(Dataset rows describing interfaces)
▬▬▬
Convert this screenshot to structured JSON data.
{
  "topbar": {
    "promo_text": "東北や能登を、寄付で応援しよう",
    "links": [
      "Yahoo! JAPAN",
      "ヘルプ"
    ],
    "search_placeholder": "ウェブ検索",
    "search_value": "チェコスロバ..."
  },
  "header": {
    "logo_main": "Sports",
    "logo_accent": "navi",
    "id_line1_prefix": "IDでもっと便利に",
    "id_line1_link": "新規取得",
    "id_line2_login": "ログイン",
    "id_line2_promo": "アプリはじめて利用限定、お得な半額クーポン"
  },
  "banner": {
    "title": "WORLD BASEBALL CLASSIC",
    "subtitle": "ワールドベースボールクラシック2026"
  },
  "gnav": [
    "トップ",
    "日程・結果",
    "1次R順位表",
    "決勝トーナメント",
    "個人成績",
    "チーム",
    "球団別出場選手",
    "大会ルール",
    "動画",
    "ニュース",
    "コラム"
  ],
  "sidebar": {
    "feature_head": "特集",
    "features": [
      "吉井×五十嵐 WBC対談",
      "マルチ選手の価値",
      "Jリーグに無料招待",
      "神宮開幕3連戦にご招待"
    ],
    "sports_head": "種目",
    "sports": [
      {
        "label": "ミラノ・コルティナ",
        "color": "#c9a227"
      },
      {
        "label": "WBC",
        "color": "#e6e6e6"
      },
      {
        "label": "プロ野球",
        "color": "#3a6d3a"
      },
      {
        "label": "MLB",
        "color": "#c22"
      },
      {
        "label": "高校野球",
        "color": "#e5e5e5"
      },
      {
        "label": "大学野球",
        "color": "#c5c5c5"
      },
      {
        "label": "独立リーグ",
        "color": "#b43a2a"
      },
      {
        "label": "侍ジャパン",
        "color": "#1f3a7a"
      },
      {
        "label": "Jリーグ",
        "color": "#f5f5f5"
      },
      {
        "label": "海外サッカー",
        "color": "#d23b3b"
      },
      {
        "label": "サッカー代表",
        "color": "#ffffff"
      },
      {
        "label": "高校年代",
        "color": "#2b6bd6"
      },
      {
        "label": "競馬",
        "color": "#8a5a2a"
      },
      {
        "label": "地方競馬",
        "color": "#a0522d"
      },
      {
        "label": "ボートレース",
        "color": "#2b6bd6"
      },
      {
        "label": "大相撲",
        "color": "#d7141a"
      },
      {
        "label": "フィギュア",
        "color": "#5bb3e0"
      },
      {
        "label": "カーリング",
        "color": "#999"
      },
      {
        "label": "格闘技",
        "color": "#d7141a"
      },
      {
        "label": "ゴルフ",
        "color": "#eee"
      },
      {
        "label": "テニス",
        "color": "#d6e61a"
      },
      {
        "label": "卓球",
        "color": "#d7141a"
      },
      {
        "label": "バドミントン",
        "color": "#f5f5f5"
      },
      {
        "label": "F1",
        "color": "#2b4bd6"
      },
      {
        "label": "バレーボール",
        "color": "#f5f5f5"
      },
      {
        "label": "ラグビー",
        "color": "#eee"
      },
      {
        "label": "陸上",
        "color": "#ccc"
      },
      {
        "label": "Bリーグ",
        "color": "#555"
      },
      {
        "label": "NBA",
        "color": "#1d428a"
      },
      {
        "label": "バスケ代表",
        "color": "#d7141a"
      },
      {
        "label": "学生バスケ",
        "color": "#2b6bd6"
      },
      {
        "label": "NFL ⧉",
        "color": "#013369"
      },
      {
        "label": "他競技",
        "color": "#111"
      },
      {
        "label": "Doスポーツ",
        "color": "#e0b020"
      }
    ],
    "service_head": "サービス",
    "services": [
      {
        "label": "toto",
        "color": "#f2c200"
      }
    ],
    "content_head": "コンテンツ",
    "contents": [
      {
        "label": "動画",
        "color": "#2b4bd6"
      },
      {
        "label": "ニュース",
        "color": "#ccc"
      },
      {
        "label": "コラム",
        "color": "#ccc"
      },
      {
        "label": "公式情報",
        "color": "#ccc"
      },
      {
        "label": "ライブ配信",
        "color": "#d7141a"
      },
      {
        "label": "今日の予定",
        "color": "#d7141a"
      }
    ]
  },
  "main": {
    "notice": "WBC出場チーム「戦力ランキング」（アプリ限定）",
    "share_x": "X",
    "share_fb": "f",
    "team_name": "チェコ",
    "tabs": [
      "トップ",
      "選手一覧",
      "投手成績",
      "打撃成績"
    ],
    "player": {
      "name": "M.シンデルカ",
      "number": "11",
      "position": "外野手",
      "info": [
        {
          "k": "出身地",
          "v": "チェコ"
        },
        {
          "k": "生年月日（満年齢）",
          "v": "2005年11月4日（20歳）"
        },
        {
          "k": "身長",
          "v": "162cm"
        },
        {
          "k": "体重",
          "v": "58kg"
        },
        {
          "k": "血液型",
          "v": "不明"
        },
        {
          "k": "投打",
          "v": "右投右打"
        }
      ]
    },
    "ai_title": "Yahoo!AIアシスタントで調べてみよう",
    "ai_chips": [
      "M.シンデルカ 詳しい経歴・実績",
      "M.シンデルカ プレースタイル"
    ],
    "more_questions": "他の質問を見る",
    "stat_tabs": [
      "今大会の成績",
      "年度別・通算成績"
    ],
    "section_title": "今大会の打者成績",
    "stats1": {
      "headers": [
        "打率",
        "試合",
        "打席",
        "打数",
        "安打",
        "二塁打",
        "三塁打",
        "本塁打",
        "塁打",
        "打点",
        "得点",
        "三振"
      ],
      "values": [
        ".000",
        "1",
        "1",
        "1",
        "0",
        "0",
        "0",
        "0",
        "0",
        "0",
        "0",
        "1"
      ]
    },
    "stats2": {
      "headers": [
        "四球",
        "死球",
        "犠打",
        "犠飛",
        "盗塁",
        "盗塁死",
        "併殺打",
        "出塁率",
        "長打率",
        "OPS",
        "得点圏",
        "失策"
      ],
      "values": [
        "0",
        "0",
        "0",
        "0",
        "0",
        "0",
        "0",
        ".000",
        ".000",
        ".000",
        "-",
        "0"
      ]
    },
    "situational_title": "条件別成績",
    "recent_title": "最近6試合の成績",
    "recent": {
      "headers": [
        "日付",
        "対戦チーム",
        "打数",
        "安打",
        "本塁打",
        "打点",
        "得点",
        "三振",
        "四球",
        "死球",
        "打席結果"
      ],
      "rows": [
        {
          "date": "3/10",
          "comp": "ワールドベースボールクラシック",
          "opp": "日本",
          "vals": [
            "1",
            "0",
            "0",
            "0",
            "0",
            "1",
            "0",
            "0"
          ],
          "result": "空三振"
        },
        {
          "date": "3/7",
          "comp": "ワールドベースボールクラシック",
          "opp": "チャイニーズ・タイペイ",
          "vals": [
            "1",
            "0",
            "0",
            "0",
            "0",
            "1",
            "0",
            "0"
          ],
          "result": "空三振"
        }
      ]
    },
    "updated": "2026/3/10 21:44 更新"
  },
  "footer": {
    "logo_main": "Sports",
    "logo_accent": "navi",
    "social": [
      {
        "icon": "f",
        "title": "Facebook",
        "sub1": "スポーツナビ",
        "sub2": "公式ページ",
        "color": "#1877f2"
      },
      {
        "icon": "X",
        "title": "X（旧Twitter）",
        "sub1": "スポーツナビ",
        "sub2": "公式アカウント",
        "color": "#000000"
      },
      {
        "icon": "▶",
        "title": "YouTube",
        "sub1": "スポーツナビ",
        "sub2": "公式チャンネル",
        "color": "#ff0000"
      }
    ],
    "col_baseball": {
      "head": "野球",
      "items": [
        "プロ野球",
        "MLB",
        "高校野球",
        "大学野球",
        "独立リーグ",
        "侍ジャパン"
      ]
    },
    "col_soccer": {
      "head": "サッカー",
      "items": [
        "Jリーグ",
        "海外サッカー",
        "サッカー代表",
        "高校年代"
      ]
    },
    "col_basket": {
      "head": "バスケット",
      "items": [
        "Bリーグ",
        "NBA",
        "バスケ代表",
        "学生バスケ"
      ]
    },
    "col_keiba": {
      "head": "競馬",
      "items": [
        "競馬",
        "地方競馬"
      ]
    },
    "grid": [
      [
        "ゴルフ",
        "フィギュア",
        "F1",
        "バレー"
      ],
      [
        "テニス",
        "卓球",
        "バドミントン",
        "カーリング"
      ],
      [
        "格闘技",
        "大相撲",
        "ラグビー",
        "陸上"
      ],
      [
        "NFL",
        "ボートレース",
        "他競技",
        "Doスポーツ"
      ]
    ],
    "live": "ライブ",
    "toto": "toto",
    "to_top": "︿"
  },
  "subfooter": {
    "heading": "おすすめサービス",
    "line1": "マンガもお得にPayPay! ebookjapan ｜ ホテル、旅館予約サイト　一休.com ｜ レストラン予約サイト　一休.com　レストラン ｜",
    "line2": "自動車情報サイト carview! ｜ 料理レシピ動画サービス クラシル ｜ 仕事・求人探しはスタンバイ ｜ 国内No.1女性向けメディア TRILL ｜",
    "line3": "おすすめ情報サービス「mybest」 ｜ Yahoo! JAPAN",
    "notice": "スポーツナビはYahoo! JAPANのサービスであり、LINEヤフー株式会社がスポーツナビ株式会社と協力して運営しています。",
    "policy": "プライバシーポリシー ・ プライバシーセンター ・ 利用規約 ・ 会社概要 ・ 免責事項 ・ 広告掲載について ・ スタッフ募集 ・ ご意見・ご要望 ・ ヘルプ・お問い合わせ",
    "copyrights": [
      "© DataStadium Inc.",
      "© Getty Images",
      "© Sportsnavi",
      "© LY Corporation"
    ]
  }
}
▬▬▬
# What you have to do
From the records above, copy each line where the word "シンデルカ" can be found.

# Solution
      "name": "M.シンデルカ",
      "M.シンデルカ 詳しい経歴・実績",
      "M.シンデルカ プレースタイル"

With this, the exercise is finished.